» The records
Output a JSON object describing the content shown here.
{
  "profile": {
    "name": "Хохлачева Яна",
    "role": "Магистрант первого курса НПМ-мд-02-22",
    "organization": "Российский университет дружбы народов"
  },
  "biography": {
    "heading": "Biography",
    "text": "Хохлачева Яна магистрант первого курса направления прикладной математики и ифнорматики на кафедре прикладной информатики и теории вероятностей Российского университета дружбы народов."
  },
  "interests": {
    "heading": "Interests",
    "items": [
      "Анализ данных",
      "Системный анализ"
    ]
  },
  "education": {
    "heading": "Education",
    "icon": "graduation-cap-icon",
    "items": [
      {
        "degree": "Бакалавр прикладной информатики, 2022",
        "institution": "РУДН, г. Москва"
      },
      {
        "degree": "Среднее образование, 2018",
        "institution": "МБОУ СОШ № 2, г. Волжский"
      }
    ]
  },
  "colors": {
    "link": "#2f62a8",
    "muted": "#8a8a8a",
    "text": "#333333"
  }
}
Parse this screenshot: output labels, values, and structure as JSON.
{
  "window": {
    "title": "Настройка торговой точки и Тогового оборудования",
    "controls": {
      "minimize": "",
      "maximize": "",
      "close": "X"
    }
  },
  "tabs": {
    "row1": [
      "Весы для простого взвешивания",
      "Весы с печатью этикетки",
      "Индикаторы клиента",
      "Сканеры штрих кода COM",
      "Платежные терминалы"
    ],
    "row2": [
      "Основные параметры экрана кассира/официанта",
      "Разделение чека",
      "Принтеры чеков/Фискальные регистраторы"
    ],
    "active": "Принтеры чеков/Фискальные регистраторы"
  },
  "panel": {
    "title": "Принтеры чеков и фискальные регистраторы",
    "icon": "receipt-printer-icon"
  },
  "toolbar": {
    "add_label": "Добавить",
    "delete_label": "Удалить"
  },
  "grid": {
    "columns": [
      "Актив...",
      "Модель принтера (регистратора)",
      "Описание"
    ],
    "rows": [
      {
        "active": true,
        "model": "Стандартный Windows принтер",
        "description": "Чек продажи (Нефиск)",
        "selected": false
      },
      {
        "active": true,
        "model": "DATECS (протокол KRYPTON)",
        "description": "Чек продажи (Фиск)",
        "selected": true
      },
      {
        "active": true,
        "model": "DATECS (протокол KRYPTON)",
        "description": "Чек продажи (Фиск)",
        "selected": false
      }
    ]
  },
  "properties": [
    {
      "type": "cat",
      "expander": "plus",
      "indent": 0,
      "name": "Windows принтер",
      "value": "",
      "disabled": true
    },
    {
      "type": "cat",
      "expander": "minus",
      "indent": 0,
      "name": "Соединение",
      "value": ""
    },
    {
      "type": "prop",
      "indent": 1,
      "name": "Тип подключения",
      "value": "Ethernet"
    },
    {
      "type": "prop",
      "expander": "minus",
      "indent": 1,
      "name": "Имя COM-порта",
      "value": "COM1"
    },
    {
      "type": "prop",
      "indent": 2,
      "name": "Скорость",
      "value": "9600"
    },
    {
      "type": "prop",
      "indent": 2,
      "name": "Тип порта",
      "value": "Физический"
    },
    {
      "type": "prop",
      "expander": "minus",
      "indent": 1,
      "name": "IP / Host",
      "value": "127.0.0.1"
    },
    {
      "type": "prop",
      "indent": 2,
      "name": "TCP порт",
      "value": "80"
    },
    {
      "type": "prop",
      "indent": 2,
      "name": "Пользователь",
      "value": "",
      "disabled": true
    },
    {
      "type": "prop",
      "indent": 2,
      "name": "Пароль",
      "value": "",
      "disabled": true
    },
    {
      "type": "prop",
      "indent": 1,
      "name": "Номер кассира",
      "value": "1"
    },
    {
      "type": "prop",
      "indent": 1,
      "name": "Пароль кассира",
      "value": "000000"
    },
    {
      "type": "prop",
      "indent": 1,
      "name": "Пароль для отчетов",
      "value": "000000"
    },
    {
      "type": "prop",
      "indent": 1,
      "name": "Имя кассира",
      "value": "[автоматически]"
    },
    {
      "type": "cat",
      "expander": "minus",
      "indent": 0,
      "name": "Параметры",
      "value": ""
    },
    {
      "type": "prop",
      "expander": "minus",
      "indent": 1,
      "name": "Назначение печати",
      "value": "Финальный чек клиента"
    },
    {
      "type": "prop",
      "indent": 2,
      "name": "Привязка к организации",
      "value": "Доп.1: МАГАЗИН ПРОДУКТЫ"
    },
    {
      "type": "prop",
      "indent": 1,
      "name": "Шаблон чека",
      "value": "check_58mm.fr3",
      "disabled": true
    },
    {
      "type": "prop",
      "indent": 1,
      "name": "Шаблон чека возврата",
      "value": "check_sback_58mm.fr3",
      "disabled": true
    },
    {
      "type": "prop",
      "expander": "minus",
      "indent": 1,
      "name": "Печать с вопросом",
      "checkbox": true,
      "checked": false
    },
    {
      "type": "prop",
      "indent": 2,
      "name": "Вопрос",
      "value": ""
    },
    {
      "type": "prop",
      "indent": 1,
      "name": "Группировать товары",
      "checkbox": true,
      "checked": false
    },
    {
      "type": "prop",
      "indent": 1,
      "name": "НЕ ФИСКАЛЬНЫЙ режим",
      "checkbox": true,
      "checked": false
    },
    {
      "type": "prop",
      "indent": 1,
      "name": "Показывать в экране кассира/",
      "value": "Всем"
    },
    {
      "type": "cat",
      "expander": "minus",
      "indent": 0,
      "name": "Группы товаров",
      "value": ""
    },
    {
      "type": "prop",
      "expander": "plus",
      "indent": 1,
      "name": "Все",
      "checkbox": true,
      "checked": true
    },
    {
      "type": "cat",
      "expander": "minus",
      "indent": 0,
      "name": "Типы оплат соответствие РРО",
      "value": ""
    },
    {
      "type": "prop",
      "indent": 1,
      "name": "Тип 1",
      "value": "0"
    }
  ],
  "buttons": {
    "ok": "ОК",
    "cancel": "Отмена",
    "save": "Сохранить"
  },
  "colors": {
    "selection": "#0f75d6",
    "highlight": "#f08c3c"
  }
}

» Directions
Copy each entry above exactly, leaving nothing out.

» Solution below
Output a JSON object describing the content shown here.
{
  "profile": {
    "name": "Хохлачева Яна",
    "role": "Магистрант первого курса НПМ-мд-02-22",
    "organization": "Российский университет дружбы народов"
  },
  "biography": {
    "heading": "Biography",
    "text": "Хохлачева Яна магистрант первого курса направления прикладной математики и ифнорматики на кафедре прикладной информатики и теории вероятностей Российского университета дружбы народов."
  },
  "interests": {
    "heading": "Interests",
    "items": [
      "Анализ данных",
      "Системный анализ"
    ]
  },
  "education": {
    "heading": "Education",
    "icon": "graduation-cap-icon",
    "items": [
      {
        "degree": "Бакалавр прикладной информатики, 2022",
        "institution": "РУДН, г. Москва"
      },
      {
        "degree": "Среднее образование, 2018",
        "institution": "МБОУ СОШ № 2, г. Волжский"
      }
    ]
  },
  "colors": {
    "link": "#2f62a8",
    "muted": "#8a8a8a",
    "text": "#333333"
  }
}
Parse this screenshot: output labels, values, and structure as JSON.
{
  "window": {
    "title": "Настройка торговой точки и Тогового оборудования",
    "controls": {
      "minimize": "",
      "maximize": "",
      "close": "X"
    }
  },
  "tabs": {
    "row1": [
      "Весы для простого взвешивания",
      "Весы с печатью этикетки",
      "Индикаторы клиента",
      "Сканеры штрих кода COM",
      "Платежные терминалы"
    ],
    "row2": [
      "Основные параметры экрана кассира/официанта",
      "Разделение чека",
      "Принтеры чеков/Фискальные регистраторы"
    ],
    "active": "Принтеры чеков/Фискальные регистраторы"
  },
  "panel": {
    "title": "Принтеры чеков и фискальные регистраторы",
    "icon": "receipt-printer-icon"
  },
  "toolbar": {
    "add_label": "Добавить",
    "delete_label": "Удалить"
  },
  "grid": {
    "columns": [
      "Актив...",
      "Модель принтера (регистратора)",
      "Описание"
    ],
    "rows": [
      {
        "active": true,
        "model": "Стандартный Windows принтер",
        "description": "Чек продажи (Нефиск)",
        "selected": false
      },
      {
        "active": true,
        "model": "DATECS (протокол KRYPTON)",
        "description": "Чек продажи (Фиск)",
        "selected": true
      },
      {
        "active": true,
        "model": "DATECS (протокол KRYPTON)",
        "description": "Чек продажи (Фиск)",
        "selected": false
      }
    ]
  },
  "properties": [
    {
      "type": "cat",
      "expander": "plus",
      "indent": 0,
      "name": "Windows принтер",
      "value": "",
      "disabled": true
    },
    {
      "type": "cat",
      "expander": "minus",
      "indent": 0,
      "name": "Соединение",
      "value": ""
    },
    {
      "type": "prop",
      "indent": 1,
      "name": "Тип подключения",
      "value": "Ethernet"
    },
    {
      "type": "prop",
      "expander": "minus",
      "indent": 1,
      "name": "Имя COM-порта",
      "value": "COM1"
    },
    {
      "type": "prop",
      "indent": 2,
      "name": "Скорость",
      "value": "9600"
    },
    {
      "type": "prop",
      "indent": 2,
      "name": "Тип порта",
      "value": "Физический"
    },
    {
      "type": "prop",
      "expander": "minus",
      "indent": 1,
      "name": "IP / Host",
      "value": "127.0.0.1"
    },
    {
      "type": "prop",
      "indent": 2,
      "name": "TCP порт",
      "value": "80"
    },
    {
      "type": "prop",
      "indent": 2,
      "name": "Пользователь",
      "value": "",
      "disabled": true
    },
    {
      "type": "prop",
      "indent": 2,
      "name": "Пароль",
      "value": "",
      "disabled": true
    },
    {
      "type": "prop",
      "indent": 1,
      "name": "Номер кассира",
      "value": "1"
    },
    {
      "type": "prop",
      "indent": 1,
      "name": "Пароль кассира",
      "value": "000000"
    },
    {
      "type": "prop",
      "indent": 1,
      "name": "Пароль для отчетов",
      "value": "000000"
    },
    {
      "type": "prop",
      "indent": 1,
      "name": "Имя кассира",
      "value": "[автоматически]"
    },
    {
      "type": "cat",
      "expander": "minus",
      "indent": 0,
      "name": "Параметры",
      "value": ""
    },
    {
      "type": "prop",
      "expander": "minus",
      "indent": 1,
      "name": "Назначение печати",
      "value": "Финальный чек клиента"
    },
    {
      "type": "prop",
      "indent": 2,
      "name": "Привязка к организации",
      "value": "Доп.1: МАГАЗИН ПРОДУКТЫ"
    },
    {
      "type": "prop",
      "indent": 1,
      "name": "Шаблон чека",
      "value": "check_58mm.fr3",
      "disabled": true
    },
    {
      "type": "prop",
      "indent": 1,
      "name": "Шаблон чека возврата",
      "value": "check_sback_58mm.fr3",
      "disabled": true
    },
    {
      "type": "prop",
      "expander": "minus",
      "indent": 1,
      "name": "Печать с вопросом",
      "checkbox": true,
      "checked": false
    },
    {
      "type": "prop",
      "indent": 2,
      "name": "Вопрос",
      "value": ""
    },
    {
      "type": "prop",
      "indent": 1,
      "name": "Группировать товары",
      "checkbox": true,
      "checked": false
    },
    {
      "type": "prop",
      "indent": 1,
      "name": "НЕ ФИСКАЛЬНЫЙ режим",
      "checkbox": true,
      "checked": false
    },
    {
      "type": "prop",
      "indent": 1,
      "name": "Показывать в экране кассира/",
      "value": "Всем"
    },
    {
      "type": "cat",
      "expander": "minus",
      "indent": 0,
      "name": "Группы товаров",
      "value": ""
    },
    {
      "type": "prop",
      "expander": "plus",
      "indent": 1,
      "name": "Все",
      "checkbox": true,
      "checked": true
    },
    {
      "type": "cat",
      "expander": "minus",
      "indent": 0,
      "name": "Типы оплат соответствие РРО",
      "value": ""
    },
    {
      "type": "prop",
      "indent": 1,
      "name": "Тип 1",
      "value": "0"
    }
  ],
  "buttons": {
    "ok": "ОК",
    "cancel": "Отмена",
    "save": "Сохранить"
  },
  "colors": {
    "selection": "#0f75d6",
    "highlight": "#f08c3c"
  }
}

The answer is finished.